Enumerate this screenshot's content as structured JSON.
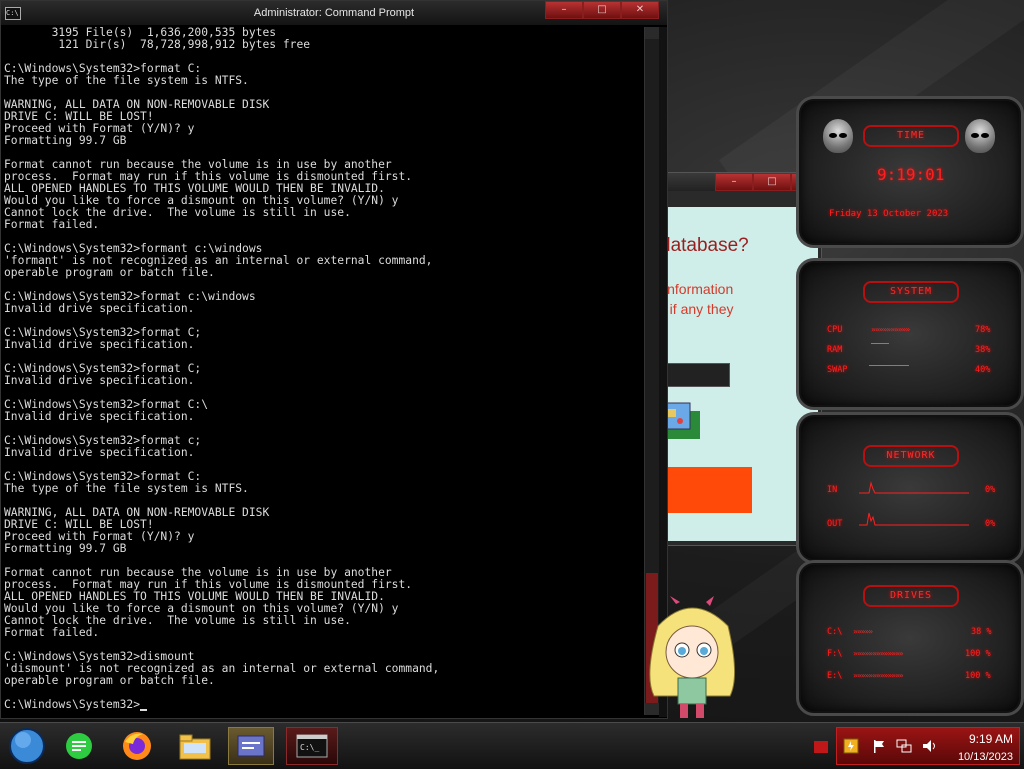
{
  "cmd": {
    "title": "Administrator: Command Prompt",
    "icon_text": "C:\\",
    "lines": [
      "       3195 File(s)  1,636,200,535 bytes",
      "        121 Dir(s)  78,728,998,912 bytes free",
      "",
      "C:\\Windows\\System32>format C:",
      "The type of the file system is NTFS.",
      "",
      "WARNING, ALL DATA ON NON-REMOVABLE DISK",
      "DRIVE C: WILL BE LOST!",
      "Proceed with Format (Y/N)? y",
      "Formatting 99.7 GB",
      "",
      "Format cannot run because the volume is in use by another",
      "process.  Format may run if this volume is dismounted first.",
      "ALL OPENED HANDLES TO THIS VOLUME WOULD THEN BE INVALID.",
      "Would you like to force a dismount on this volume? (Y/N) y",
      "Cannot lock the drive.  The volume is still in use.",
      "Format failed.",
      "",
      "C:\\Windows\\System32>formant c:\\windows",
      "'formant' is not recognized as an internal or external command,",
      "operable program or batch file.",
      "",
      "C:\\Windows\\System32>format c:\\windows",
      "Invalid drive specification.",
      "",
      "C:\\Windows\\System32>format C;",
      "Invalid drive specification.",
      "",
      "C:\\Windows\\System32>format C;",
      "Invalid drive specification.",
      "",
      "C:\\Windows\\System32>format C:\\",
      "Invalid drive specification.",
      "",
      "C:\\Windows\\System32>format c;",
      "Invalid drive specification.",
      "",
      "C:\\Windows\\System32>format C:",
      "The type of the file system is NTFS.",
      "",
      "WARNING, ALL DATA ON NON-REMOVABLE DISK",
      "DRIVE C: WILL BE LOST!",
      "Proceed with Format (Y/N)? y",
      "Formatting 99.7 GB",
      "",
      "Format cannot run because the volume is in use by another",
      "process.  Format may run if this volume is dismounted first.",
      "ALL OPENED HANDLES TO THIS VOLUME WOULD THEN BE INVALID.",
      "Would you like to force a dismount on this volume? (Y/N) y",
      "Cannot lock the drive.  The volume is still in use.",
      "Format failed.",
      "",
      "C:\\Windows\\System32>dismount",
      "'dismount' is not recognized as an internal or external command,",
      "operable program or batch file.",
      "",
      "C:\\Windows\\System32>"
    ]
  },
  "bg_window": {
    "title": "database?",
    "info_line1": "information",
    "info_line2": "e if any they"
  },
  "gadgets": {
    "time": {
      "header": "TIME",
      "clock": "9:19:01",
      "date": "Friday 13 October 2023"
    },
    "system": {
      "header": "SYSTEM",
      "rows": [
        {
          "label": "CPU",
          "value": "78%"
        },
        {
          "label": "RAM",
          "value": "38%"
        },
        {
          "label": "SWAP",
          "value": "40%"
        }
      ]
    },
    "network": {
      "header": "NETWORK",
      "rows": [
        {
          "label": "IN",
          "value": "0%"
        },
        {
          "label": "OUT",
          "value": "0%"
        }
      ]
    },
    "drives": {
      "header": "DRIVES",
      "rows": [
        {
          "label": "C:\\",
          "value": "38 %"
        },
        {
          "label": "F:\\",
          "value": "100 %"
        },
        {
          "label": "E:\\",
          "value": "100 %"
        }
      ]
    }
  },
  "taskbar": {
    "apps": [
      "start-orb-icon",
      "green-chat-icon",
      "firefox-icon",
      "file-explorer-icon",
      "control-panel-icon",
      "command-prompt-icon"
    ],
    "clock_time": "9:19 AM",
    "clock_date": "10/13/2023"
  },
  "colors": {
    "accent_red": "#ff2020",
    "console_bg": "#000000",
    "console_fg": "#dcdcdc"
  }
}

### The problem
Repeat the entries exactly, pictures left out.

### Reply to the task
Enumerate this screenshot's content as structured JSON.
{
  "cmd": {
    "title": "Administrator: Command Prompt",
    "icon_text": "C:\\",
    "lines": [
      "       3195 File(s)  1,636,200,535 bytes",
      "        121 Dir(s)  78,728,998,912 bytes free",
      "",
      "C:\\Windows\\System32>format C:",
      "The type of the file system is NTFS.",
      "",
      "WARNING, ALL DATA ON NON-REMOVABLE DISK",
      "DRIVE C: WILL BE LOST!",
      "Proceed with Format (Y/N)? y",
      "Formatting 99.7 GB",
      "",
      "Format cannot run because the volume is in use by another",
      "process.  Format may run if this volume is dismounted first.",
      "ALL OPENED HANDLES TO THIS VOLUME WOULD THEN BE INVALID.",
      "Would you like to force a dismount on this volume? (Y/N) y",
      "Cannot lock the drive.  The volume is still in use.",
      "Format failed.",
      "",
      "C:\\Windows\\System32>formant c:\\windows",
      "'formant' is not recognized as an internal or external command,",
      "operable program or batch file.",
      "",
      "C:\\Windows\\System32>format c:\\windows",
      "Invalid drive specification.",
      "",
      "C:\\Windows\\System32>format C;",
      "Invalid drive specification.",
      "",
      "C:\\Windows\\System32>format C;",
      "Invalid drive specification.",
      "",
      "C:\\Windows\\System32>format C:\\",
      "Invalid drive specification.",
      "",
      "C:\\Windows\\System32>format c;",
      "Invalid drive specification.",
      "",
      "C:\\Windows\\System32>format C:",
      "The type of the file system is NTFS.",
      "",
      "WARNING, ALL DATA ON NON-REMOVABLE DISK",
      "DRIVE C: WILL BE LOST!",
      "Proceed with Format (Y/N)? y",
      "Formatting 99.7 GB",
      "",
      "Format cannot run because the volume is in use by another",
      "process.  Format may run if this volume is dismounted first.",
      "ALL OPENED HANDLES TO THIS VOLUME WOULD THEN BE INVALID.",
      "Would you like to force a dismount on this volume? (Y/N) y",
      "Cannot lock the drive.  The volume is still in use.",
      "Format failed.",
      "",
      "C:\\Windows\\System32>dismount",
      "'dismount' is not recognized as an internal or external command,",
      "operable program or batch file.",
      "",
      "C:\\Windows\\System32>"
    ]
  },
  "bg_window": {
    "title": "database?",
    "info_line1": "information",
    "info_line2": "e if any they"
  },
  "gadgets": {
    "time": {
      "header": "TIME",
      "clock": "9:19:01",
      "date": "Friday 13 October 2023"
    },
    "system": {
      "header": "SYSTEM",
      "rows": [
        {
          "label": "CPU",
          "value": "78%"
        },
        {
          "label": "RAM",
          "value": "38%"
        },
        {
          "label": "SWAP",
          "value": "40%"
        }
      ]
    },
    "network": {
      "header": "NETWORK",
      "rows": [
        {
          "label": "IN",
          "value": "0%"
        },
        {
          "label": "OUT",
          "value": "0%"
        }
      ]
    },
    "drives": {
      "header": "DRIVES",
      "rows": [
        {
          "label": "C:\\",
          "value": "38 %"
        },
        {
          "label": "F:\\",
          "value": "100 %"
        },
        {
          "label": "E:\\",
          "value": "100 %"
        }
      ]
    }
  },
  "taskbar": {
    "apps": [
      "start-orb-icon",
      "green-chat-icon",
      "firefox-icon",
      "file-explorer-icon",
      "control-panel-icon",
      "command-prompt-icon"
    ],
    "clock_time": "9:19 AM",
    "clock_date": "10/13/2023"
  },
  "colors": {
    "accent_red": "#ff2020",
    "console_bg": "#000000",
    "console_fg": "#dcdcdc"
  }
}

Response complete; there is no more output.